▸ **PROBLEM STATEMENT**:
How many lines of the data include the string "昔者先王以为东蒙主"? State the number and nothing else.

####

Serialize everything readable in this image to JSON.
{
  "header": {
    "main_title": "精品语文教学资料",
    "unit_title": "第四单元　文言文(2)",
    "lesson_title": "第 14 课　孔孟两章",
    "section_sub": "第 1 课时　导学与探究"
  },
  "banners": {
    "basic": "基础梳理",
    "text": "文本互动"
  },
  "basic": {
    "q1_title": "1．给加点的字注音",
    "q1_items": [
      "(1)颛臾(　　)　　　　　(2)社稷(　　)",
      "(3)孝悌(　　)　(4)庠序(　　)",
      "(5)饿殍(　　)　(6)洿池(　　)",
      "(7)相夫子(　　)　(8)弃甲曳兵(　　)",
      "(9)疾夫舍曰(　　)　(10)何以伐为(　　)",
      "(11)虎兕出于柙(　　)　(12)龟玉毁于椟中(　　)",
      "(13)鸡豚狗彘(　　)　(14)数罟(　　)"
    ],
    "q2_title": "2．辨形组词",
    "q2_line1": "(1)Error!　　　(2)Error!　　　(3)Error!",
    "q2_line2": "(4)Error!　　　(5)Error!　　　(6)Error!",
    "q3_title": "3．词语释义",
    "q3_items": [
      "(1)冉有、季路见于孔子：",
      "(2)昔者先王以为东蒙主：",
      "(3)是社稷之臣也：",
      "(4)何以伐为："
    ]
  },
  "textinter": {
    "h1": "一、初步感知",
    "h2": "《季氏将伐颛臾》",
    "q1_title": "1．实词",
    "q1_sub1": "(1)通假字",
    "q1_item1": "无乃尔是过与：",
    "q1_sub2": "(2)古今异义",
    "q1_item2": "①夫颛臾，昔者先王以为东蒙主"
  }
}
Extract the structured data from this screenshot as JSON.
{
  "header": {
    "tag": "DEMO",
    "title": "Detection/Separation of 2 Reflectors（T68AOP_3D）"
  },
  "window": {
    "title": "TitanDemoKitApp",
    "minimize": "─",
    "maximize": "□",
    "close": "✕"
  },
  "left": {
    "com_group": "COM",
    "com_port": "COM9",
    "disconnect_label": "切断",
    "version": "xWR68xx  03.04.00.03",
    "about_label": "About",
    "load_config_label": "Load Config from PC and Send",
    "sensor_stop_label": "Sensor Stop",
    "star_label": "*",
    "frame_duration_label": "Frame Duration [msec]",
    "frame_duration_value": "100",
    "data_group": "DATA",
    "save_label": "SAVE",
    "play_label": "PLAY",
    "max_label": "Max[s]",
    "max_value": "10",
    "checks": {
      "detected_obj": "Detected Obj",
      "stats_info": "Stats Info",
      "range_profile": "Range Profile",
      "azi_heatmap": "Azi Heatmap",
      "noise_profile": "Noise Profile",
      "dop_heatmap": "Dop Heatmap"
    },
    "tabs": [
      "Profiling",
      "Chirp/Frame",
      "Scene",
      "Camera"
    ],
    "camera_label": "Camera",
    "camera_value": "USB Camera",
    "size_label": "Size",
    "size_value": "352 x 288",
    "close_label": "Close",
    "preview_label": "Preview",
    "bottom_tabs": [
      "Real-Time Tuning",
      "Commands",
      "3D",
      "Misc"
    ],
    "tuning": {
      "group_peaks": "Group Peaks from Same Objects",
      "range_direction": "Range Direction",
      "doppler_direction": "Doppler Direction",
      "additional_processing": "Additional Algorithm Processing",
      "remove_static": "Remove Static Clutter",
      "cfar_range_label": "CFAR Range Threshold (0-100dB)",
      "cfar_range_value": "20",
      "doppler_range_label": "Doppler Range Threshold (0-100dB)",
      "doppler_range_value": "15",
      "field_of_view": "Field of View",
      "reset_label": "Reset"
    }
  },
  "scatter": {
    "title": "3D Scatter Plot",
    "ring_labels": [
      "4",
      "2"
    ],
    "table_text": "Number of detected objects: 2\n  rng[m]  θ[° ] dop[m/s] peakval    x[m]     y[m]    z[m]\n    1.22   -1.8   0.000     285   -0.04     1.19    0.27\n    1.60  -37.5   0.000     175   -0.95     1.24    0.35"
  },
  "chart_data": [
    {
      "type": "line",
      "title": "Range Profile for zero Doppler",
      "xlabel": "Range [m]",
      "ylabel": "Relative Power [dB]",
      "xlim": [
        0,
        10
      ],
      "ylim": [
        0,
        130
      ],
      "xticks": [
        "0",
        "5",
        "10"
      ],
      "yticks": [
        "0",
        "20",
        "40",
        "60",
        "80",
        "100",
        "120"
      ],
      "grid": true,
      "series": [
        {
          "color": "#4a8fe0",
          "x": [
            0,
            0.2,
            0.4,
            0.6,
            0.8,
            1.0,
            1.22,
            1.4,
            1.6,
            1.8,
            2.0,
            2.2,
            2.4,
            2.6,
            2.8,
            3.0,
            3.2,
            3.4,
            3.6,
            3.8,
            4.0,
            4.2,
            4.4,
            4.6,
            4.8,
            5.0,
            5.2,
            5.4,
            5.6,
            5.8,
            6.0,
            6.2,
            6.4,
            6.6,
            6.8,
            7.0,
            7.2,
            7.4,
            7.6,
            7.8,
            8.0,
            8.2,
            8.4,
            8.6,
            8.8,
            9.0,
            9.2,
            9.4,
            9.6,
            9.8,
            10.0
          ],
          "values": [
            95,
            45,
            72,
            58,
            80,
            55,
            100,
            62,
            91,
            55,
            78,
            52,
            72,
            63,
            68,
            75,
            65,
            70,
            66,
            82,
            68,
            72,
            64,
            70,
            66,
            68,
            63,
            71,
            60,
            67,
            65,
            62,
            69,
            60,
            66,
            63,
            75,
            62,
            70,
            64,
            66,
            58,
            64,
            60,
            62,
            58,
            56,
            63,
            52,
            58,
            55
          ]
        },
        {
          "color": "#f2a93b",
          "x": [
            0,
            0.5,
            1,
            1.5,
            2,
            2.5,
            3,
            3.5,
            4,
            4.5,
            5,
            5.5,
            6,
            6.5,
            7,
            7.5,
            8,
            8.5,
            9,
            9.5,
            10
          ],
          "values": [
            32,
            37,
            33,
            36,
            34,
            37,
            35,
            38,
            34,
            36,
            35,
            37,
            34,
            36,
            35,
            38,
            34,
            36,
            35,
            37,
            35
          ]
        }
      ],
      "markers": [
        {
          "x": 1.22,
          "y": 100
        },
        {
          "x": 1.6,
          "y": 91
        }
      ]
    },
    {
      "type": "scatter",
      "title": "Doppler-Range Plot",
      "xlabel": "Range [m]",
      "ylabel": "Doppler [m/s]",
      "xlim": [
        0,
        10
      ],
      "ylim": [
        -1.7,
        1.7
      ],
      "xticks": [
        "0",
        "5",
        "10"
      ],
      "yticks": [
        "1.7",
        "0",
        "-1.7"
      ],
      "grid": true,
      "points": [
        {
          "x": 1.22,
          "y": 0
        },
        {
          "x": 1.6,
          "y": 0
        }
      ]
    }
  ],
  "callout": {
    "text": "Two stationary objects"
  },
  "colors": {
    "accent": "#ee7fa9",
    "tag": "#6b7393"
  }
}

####

▸ **WRITTEN SOLUTION**:
2